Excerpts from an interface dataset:
____

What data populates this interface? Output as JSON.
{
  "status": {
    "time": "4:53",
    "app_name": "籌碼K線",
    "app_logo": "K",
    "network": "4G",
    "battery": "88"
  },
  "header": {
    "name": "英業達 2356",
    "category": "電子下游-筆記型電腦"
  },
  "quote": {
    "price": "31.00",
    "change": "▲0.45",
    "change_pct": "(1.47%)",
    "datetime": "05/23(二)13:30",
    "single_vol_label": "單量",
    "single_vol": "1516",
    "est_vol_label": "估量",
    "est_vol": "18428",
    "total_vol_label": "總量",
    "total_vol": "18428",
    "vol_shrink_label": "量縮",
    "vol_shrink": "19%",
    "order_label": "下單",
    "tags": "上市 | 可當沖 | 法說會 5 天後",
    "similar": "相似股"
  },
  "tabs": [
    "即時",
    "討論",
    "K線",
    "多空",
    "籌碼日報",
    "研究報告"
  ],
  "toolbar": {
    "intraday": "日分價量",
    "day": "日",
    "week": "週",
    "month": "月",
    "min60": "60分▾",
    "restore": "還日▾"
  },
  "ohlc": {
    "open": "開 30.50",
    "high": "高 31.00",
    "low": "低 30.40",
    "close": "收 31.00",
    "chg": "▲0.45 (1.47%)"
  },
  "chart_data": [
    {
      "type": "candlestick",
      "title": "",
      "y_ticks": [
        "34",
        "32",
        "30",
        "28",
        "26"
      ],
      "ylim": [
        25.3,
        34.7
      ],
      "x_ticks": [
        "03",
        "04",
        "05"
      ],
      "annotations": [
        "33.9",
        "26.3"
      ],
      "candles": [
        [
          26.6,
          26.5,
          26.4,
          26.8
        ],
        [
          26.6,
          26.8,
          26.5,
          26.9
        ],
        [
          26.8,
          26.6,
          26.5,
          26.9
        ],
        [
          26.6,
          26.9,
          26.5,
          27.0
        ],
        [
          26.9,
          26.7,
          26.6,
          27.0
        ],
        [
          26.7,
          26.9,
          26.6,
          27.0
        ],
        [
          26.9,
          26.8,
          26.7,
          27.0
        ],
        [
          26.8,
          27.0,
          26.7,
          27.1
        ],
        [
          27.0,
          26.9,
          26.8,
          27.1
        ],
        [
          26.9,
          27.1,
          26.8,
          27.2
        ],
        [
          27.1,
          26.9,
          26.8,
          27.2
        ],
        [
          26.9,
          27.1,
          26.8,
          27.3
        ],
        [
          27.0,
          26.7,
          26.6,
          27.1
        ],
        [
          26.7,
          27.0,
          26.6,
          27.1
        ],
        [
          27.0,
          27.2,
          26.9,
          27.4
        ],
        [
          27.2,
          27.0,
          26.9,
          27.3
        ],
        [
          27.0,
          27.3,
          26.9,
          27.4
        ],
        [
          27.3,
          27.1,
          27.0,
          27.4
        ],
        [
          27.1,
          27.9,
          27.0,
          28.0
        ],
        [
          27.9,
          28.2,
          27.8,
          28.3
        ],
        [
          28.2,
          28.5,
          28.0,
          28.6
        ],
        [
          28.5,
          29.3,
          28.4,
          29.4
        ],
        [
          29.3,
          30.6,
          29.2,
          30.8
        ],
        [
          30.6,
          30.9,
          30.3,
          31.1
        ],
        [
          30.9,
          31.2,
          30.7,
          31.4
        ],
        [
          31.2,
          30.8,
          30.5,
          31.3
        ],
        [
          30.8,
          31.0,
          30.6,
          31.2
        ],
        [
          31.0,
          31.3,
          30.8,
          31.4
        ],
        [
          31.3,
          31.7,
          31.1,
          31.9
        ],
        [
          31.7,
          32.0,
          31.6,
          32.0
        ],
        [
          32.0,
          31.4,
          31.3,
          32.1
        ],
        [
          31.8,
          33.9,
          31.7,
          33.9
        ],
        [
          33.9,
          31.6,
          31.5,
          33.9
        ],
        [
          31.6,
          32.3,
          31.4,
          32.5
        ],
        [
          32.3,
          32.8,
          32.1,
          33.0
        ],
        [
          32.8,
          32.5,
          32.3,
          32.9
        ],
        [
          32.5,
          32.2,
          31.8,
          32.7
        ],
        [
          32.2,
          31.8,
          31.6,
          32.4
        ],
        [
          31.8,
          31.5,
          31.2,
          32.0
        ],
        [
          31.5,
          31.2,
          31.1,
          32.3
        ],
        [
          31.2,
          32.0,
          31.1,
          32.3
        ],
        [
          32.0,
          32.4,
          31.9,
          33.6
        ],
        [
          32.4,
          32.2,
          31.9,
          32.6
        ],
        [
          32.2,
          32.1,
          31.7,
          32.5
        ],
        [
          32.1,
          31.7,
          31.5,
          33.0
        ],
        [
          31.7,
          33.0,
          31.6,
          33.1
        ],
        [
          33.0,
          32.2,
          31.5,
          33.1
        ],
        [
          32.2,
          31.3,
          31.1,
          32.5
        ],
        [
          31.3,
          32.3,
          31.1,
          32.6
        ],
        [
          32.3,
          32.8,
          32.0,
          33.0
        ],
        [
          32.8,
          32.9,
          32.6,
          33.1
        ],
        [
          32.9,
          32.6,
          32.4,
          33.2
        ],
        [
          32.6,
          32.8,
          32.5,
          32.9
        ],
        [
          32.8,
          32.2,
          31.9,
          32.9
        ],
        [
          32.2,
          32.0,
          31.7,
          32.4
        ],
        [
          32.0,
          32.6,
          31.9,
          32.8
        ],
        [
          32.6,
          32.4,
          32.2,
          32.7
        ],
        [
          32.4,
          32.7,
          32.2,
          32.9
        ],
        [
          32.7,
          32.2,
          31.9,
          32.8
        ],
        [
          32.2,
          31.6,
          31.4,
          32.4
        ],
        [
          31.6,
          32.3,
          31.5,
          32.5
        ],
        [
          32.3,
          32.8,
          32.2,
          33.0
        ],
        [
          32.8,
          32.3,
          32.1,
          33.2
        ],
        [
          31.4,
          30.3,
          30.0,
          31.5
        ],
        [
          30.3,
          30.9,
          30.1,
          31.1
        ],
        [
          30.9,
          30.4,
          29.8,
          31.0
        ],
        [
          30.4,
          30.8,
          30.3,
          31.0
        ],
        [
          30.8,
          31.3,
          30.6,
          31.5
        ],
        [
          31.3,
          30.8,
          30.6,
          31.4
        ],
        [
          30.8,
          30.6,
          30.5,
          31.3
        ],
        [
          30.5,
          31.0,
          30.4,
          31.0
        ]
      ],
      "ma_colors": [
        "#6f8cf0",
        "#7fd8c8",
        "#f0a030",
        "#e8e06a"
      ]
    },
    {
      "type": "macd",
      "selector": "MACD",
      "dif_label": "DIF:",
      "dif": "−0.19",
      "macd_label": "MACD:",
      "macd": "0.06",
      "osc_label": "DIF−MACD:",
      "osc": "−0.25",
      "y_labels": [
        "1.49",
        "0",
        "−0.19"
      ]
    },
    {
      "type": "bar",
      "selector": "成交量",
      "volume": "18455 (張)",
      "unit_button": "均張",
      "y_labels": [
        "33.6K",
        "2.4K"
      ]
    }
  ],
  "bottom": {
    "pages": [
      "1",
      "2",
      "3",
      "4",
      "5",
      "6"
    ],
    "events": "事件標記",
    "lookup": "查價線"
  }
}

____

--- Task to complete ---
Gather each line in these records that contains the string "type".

--- Completed exercise ---
      "type": "candlestick",
      "type": "macd",
      "type": "bar",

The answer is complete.